'I remember growing up in the north of England, I don't really remember getting much inspiration of artists working. Yes, they are there, but I didn't see it. It was more the 'local artist' normally retired amateur you'd come across. But one day my dad took me to David Hockney's Saltaire at about 12 or 13 and it was so inspiring seeing someone from the same area I was from doing so well.' 

Ian says he wishes he could be young again to go to somewhere like the CMA. It is a truly amazing place for young minds, and their parents. There are teaching artists there with many different work rooms, for all ages up to 16. They can learn to work in many different ways, often inspired by the artwork on display - Ellan Harvey also shows alongside Ian's work. We think it is important for children to interact with Arts, especially with school budgets tightening and the arts being one of the biggest to suffer.

'crazy when you think both our countries excel in creative fields and really lead the world. Yet, we are constantly told at school that arts are a hobby with visions of the starving artist.' Ian Says.

The installation that you can walk through, on top of a denim path is filled with various flowers and plants, from roses to cacti, wisteria to chrysanthemum all made out of jeans. You'll find denim tools and also a hare, peering through, unafraid of the children about to run through.

But the most impressive part is the trellis coming down from the ceiling. Hundreds of vines and leaves dangling, as if taking over the museum. Part looking like a magical urban secret garden, part looking like the place has been abandoned and left for the nature to take over.  The flowers hanging and the butterflies lead to an almost Alice in Wonderland fantasy world that the kids and parents alike have been amazed by. 

The installation for the Bridge Project was inspired by thinking of childhood. Immediately Ian thought of playing outside at his Yorkshire hometown. He feels now children play less outside and interact and look less at the nature around. Kids are obsessed with tech with ipads and instant gratification and the games played are not with balls and dirty knees but with thumbs the only strength needed with video consoles.

'Sadly too I also feel that with the stresses of life parents even spend less time with their kids, even if they are with them, they may be distracted by their phones and the constant fear of missing something.'

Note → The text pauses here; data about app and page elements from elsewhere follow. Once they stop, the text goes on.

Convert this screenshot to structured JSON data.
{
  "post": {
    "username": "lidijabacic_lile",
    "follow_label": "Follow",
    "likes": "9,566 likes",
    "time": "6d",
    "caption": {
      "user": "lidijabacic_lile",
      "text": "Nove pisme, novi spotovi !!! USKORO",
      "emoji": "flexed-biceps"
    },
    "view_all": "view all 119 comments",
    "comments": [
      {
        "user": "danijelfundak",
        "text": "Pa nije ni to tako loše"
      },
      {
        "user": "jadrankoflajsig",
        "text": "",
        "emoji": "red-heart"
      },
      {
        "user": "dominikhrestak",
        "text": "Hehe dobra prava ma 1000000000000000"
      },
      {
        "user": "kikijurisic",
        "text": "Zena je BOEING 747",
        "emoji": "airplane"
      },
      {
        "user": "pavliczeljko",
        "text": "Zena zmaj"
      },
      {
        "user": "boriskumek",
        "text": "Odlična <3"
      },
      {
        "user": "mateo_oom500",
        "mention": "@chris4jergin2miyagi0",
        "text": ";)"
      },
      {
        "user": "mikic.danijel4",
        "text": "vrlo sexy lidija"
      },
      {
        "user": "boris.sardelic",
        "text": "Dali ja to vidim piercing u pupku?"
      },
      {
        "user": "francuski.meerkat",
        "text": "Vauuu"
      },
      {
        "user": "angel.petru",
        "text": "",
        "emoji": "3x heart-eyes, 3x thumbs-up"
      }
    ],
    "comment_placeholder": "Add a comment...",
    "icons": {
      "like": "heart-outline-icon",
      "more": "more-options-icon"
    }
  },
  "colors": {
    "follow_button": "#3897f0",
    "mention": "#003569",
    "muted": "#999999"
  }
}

'I only wonder what this may do to tiny minds seeing people always glued to their phones and screens'

He had noticed in the past that when recreating familiar scenes people took for granted, out of a material so common, people saw it differently and revalued it. He would love for the parent and child to walk through together so that when they do go through parks and gardens they will look at them more closely.

'I also thought that while in many other way New York would be one of the most inspiring cities for a child to live in, many kids wouldn't have gardens. Yes, there are places to go and famous parks with amazing open space and the High Line too, but perhaps it may inspire parents to find a little secret garden near to them'

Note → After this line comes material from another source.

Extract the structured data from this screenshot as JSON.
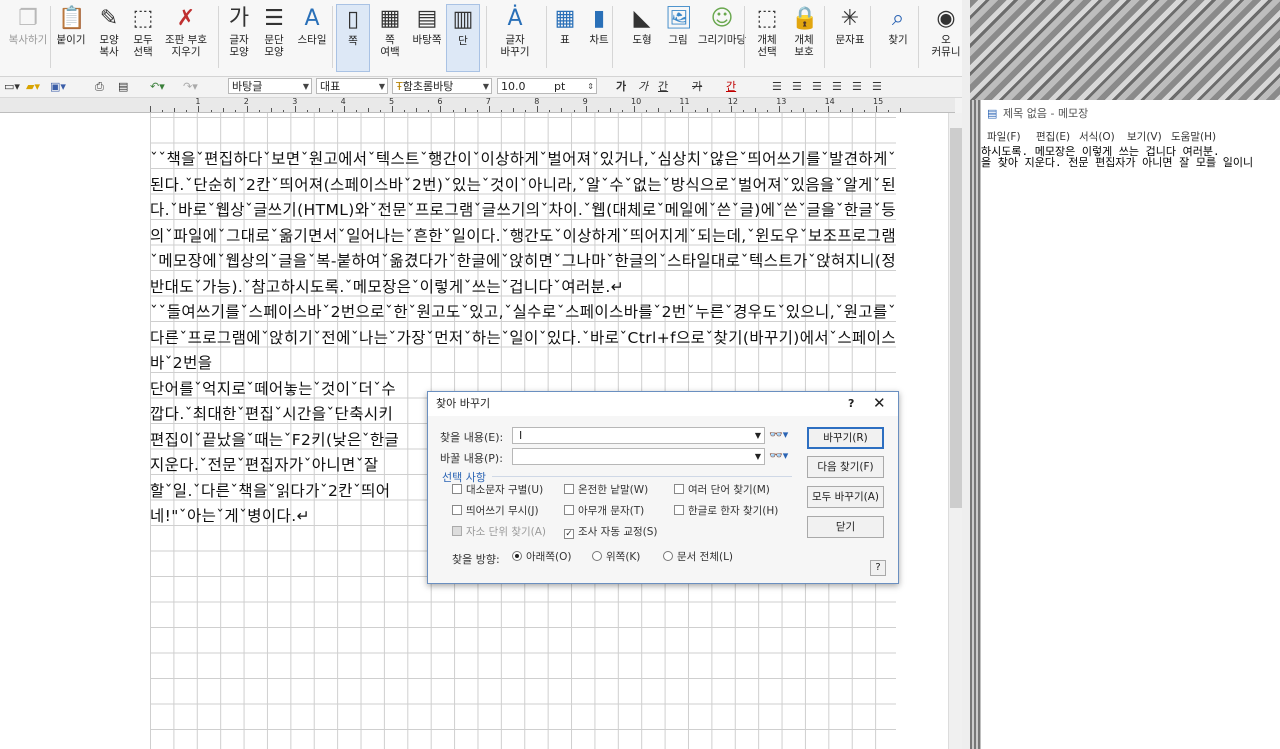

In a interesting opening to the garden, Ian shows a cotton plant and explains that this is where the jeans we wear first comes from. Not bad going from plants to pants, to plants again.

Ian will return in April 2018 to help to take some classes based on his work.

 

We'd also like to place on record the thanks to the museum, Tonello, Cone denim, NYC factory and Christine Rucci for all the help in the making of the Secret Garden along with dozens of other assistants.

The installation is up until April.

Children's Museum of the Arts

103 Charlton St. NYC 212.274.0986

Get directions